Schools' Covid facilities full while closure extensions loom
With increasing indications that the government may extend the current lockdown past January 19 and keep schools closed, the emergency care facilities at schools and daycare centers are already overflowing. Some schools even have to refuse children, because there is simply no room, NOS reported after speaking with those involved.
Emergency care facilities at schools during the lockdown are meant for vulnerable children, who for example have a learning disability or a difficult situation at home, and children whose parents have crucial professions. During the first lockdown in the spring of last year, limited use was made of these facilities. But parents are relying on them much more now.
Ad Veen, spokesperson for primary schools' organization PO-Raad, estimates that many schools are currently accommodating 25 to 40 percent of their pupils in emergency care. "The expectations surrounding emergency care are currently unrealistic," he said to NOS. The Childcare Industry Association and the general association of school leaders AVS gave the broadcaster similar figures.
The AVS is getting signals from schools that are reaching their limits due to increased demand for emergency care. The association therefore called on parents to only use emergency care when there is really no other option. "The schools may have enough room in terms of space, but you also need the staff. There is often a shortage of that. Now PE teachers, teaching assistants and trainees are helping out," spokesperson Rob van Ooijen said to NOS.
Part of the problem is that parents have a wrong image of what a day in the emergency care at school entails, those involved said to the broadcaster. It is not so that kids at emergency care get lessons from teachers there. They also have to follow the online lessons. The only difference is that the laptop is at their school desk and not at home.
It's not only schools that are struggling, parents are also reaching their limits, Marjet Winsemuis of the Foundation for Working Parents said to the broadcaster. "My mailbox exploded when the news that the lockdown may be extended came out: so many parents can't any more," she said. In the spring, parents were hesitant to use the emergency care facilities. "Now they say: hello, I have the right to childcare. I have a crucial profession.
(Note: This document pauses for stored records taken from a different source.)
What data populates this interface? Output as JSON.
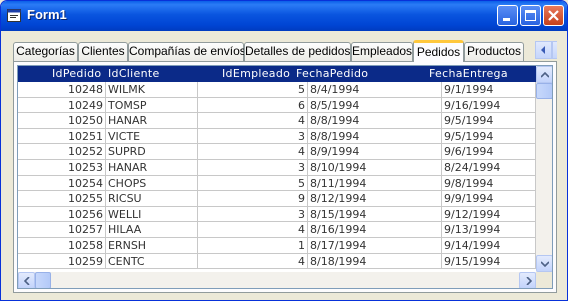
{
  "window": {
    "title": "Form1"
  },
  "tabs": [
    "Categorías",
    "Clientes",
    "Compañías de envíos",
    "Detalles de pedidos",
    "Empleados",
    "Pedidos",
    "Productos"
  ],
  "active_tab": "Pedidos",
  "grid": {
    "columns": [
      "IdPedido",
      "IdCliente",
      "IdEmpleado",
      "FechaPedido",
      "FechaEntrega"
    ],
    "rows": [
      [
        "10248",
        "WILMK",
        "5",
        "8/4/1994",
        "9/1/1994"
      ],
      [
        "10249",
        "TOMSP",
        "6",
        "8/5/1994",
        "9/16/1994"
      ],
      [
        "10250",
        "HANAR",
        "4",
        "8/8/1994",
        "9/5/1994"
      ],
      [
        "10251",
        "VICTE",
        "3",
        "8/8/1994",
        "9/5/1994"
      ],
      [
        "10252",
        "SUPRD",
        "4",
        "8/9/1994",
        "9/6/1994"
      ],
      [
        "10253",
        "HANAR",
        "3",
        "8/10/1994",
        "8/24/1994"
      ],
      [
        "10254",
        "CHOPS",
        "5",
        "8/11/1994",
        "9/8/1994"
      ],
      [
        "10255",
        "RICSU",
        "9",
        "8/12/1994",
        "9/9/1994"
      ],
      [
        "10256",
        "WELLI",
        "3",
        "8/15/1994",
        "9/12/1994"
      ],
      [
        "10257",
        "HILAA",
        "4",
        "8/16/1994",
        "9/13/1994"
      ],
      [
        "10258",
        "ERNSH",
        "1",
        "8/17/1994",
        "9/14/1994"
      ],
      [
        "10259",
        "CENTC",
        "4",
        "8/18/1994",
        "9/15/1994"
      ]
    ]
  },
  "colors": {
    "header_bg": "#0b2a88",
    "active_tab_accent": "#ffc83c",
    "titlebar": "#0a55df"
  },
  "icons": [
    "window-icon",
    "minimize-icon",
    "maximize-icon",
    "close-icon",
    "tab-scroll-left-icon",
    "tab-scroll-right-icon",
    "scroll-up-icon",
    "scroll-down-icon",
    "scroll-left-icon",
    "scroll-right-icon"
  ]
}
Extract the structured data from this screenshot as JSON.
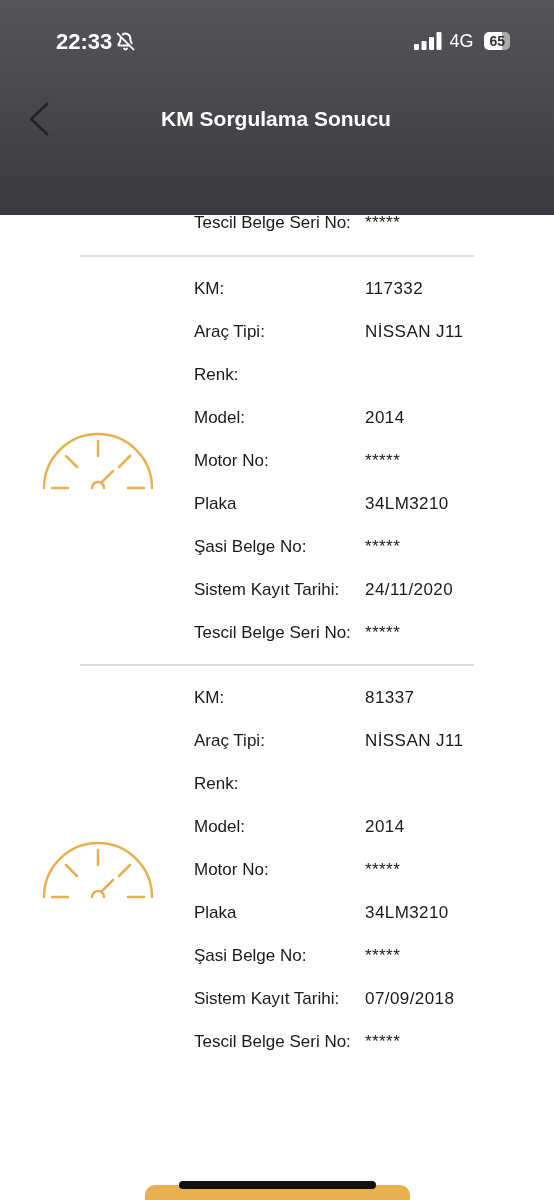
{
  "status_bar": {
    "time": "22:33",
    "network": "4G",
    "battery": "65"
  },
  "header": {
    "title": "KM Sorgulama Sonucu"
  },
  "partial_row": {
    "label": "Tescil Belge Seri No:",
    "value": "*****"
  },
  "records": [
    {
      "rows": [
        {
          "label": "KM:",
          "value": "117332"
        },
        {
          "label": "Araç Tipi:",
          "value": "NİSSAN J11"
        },
        {
          "label": "Renk:"
        },
        {
          "label": "Model:",
          "value": "2014"
        },
        {
          "label": "Motor No:",
          "value": "*****"
        },
        {
          "label": "Plaka",
          "value": "34LM3210"
        },
        {
          "label": "Şasi Belge No:",
          "value": "*****"
        },
        {
          "label": "Sistem Kayıt Tarihi:",
          "value": "24/11/2020"
        },
        {
          "label": "Tescil Belge Seri No:",
          "value": "*****"
        }
      ]
    },
    {
      "rows": [
        {
          "label": "KM:",
          "value": "81337"
        },
        {
          "label": "Araç Tipi:",
          "value": "NİSSAN J11"
        },
        {
          "label": "Renk:"
        },
        {
          "label": "Model:",
          "value": "2014"
        },
        {
          "label": "Motor No:",
          "value": "*****"
        },
        {
          "label": "Plaka",
          "value": "34LM3210"
        },
        {
          "label": "Şasi Belge No:",
          "value": "*****"
        },
        {
          "label": "Sistem Kayıt Tarihi:",
          "value": "07/09/2018"
        },
        {
          "label": "Tescil Belge Seri No:",
          "value": "*****"
        }
      ]
    }
  ]
}
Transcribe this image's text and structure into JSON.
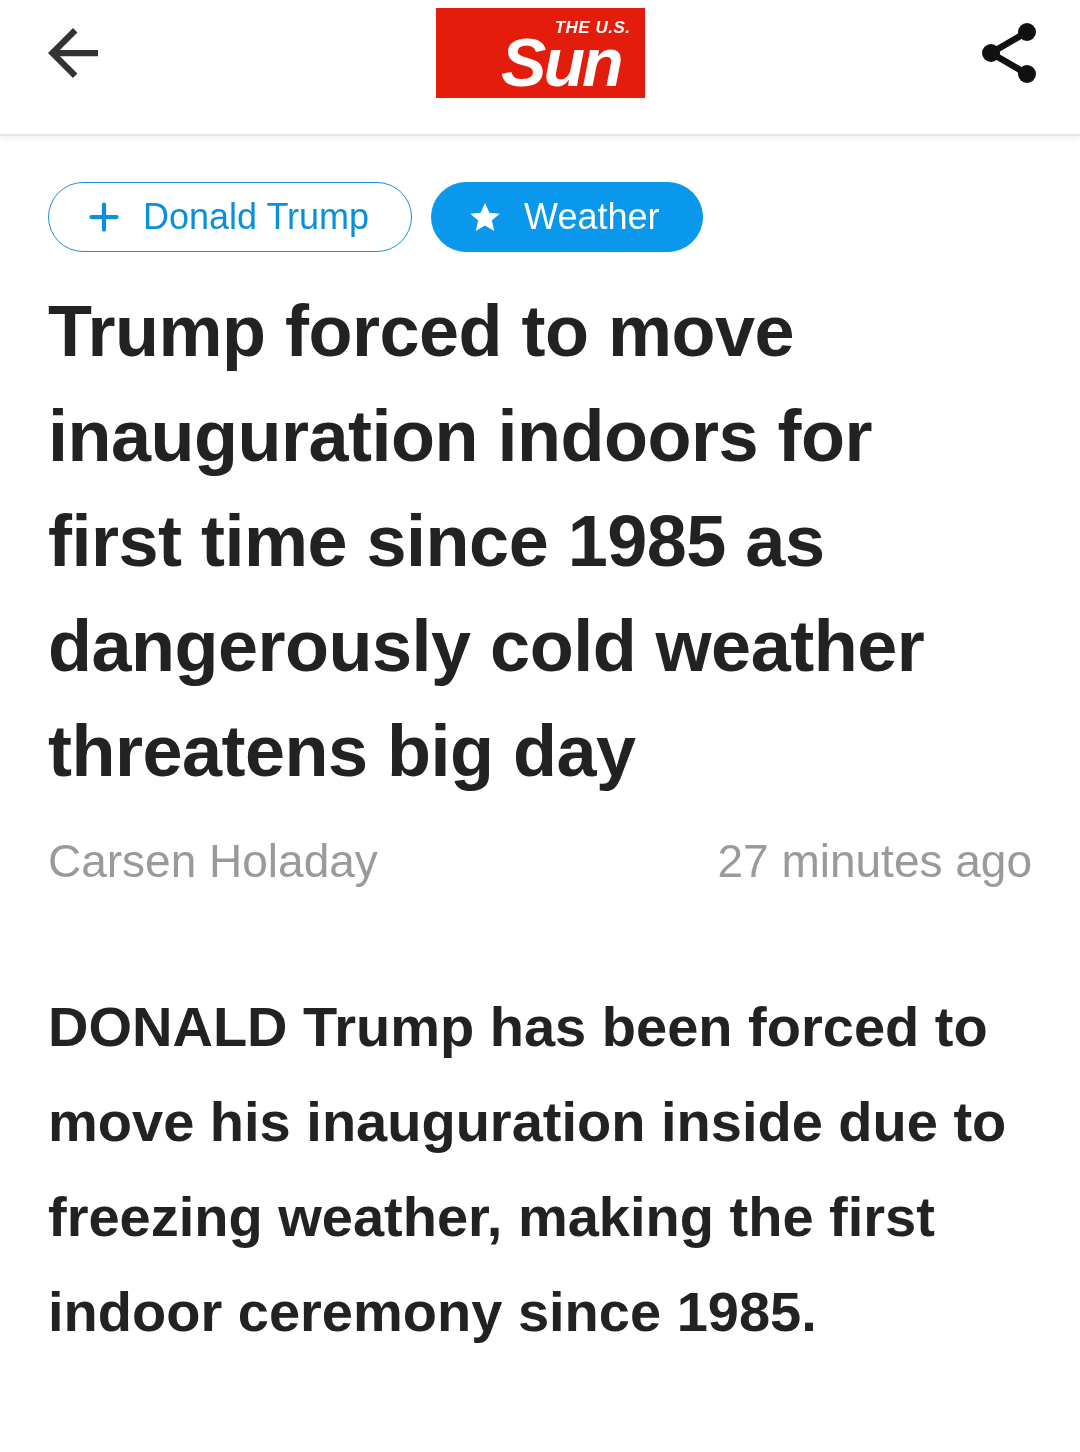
{
  "header": {
    "logo": {
      "overline": "THE U.S.",
      "name": "Sun"
    }
  },
  "topics": [
    {
      "label": "Donald Trump",
      "followed": false
    },
    {
      "label": "Weather",
      "followed": true
    }
  ],
  "article": {
    "headline": "Trump forced to move inauguration indoors for first time since 1985 as dangerously cold weather threatens big day",
    "author": "Carsen Holaday",
    "time": "27 minutes ago",
    "lead": "DONALD Trump has been forced to move his inauguration inside due to freezing weather, making the first indoor ceremony since 1985."
  }
}
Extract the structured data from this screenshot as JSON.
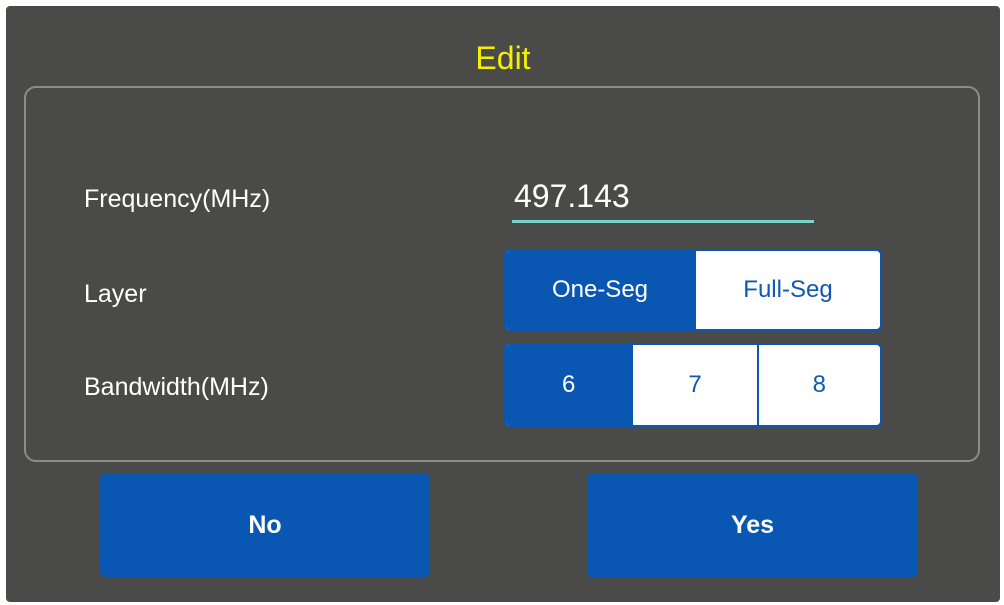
{
  "dialog": {
    "title": "Edit",
    "title_color": "#f4f000"
  },
  "frequency": {
    "label": "Frequency(MHz)",
    "value": "497.143"
  },
  "layer": {
    "label": "Layer",
    "options": [
      "One-Seg",
      "Full-Seg"
    ],
    "selected": "One-Seg"
  },
  "bandwidth": {
    "label": "Bandwidth(MHz)",
    "options": [
      "6",
      "7",
      "8"
    ],
    "selected": "6"
  },
  "buttons": {
    "no_label": "No",
    "yes_label": "Yes"
  },
  "colors": {
    "dialog_bg": "#4a4b49",
    "accent_blue": "#0a57b3",
    "input_underline": "#79d3c8"
  }
}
It's just not possible, working with a toddler on your lap."
"Learning delays are harrowing, but we are now more concerned about the mental state of the parents themselves and its effect on children," Winsemuis said. "Tensions are really rising in people's homes."
Winsemuis thinks that employers need to step up here. Many parents feel pressure to go into the office, she said. "More space must be created to combine work and childcare. Otherwise, all your employees with children will soon have a burnout and you will be in an even worse situation. Have a little more empathy as an employer."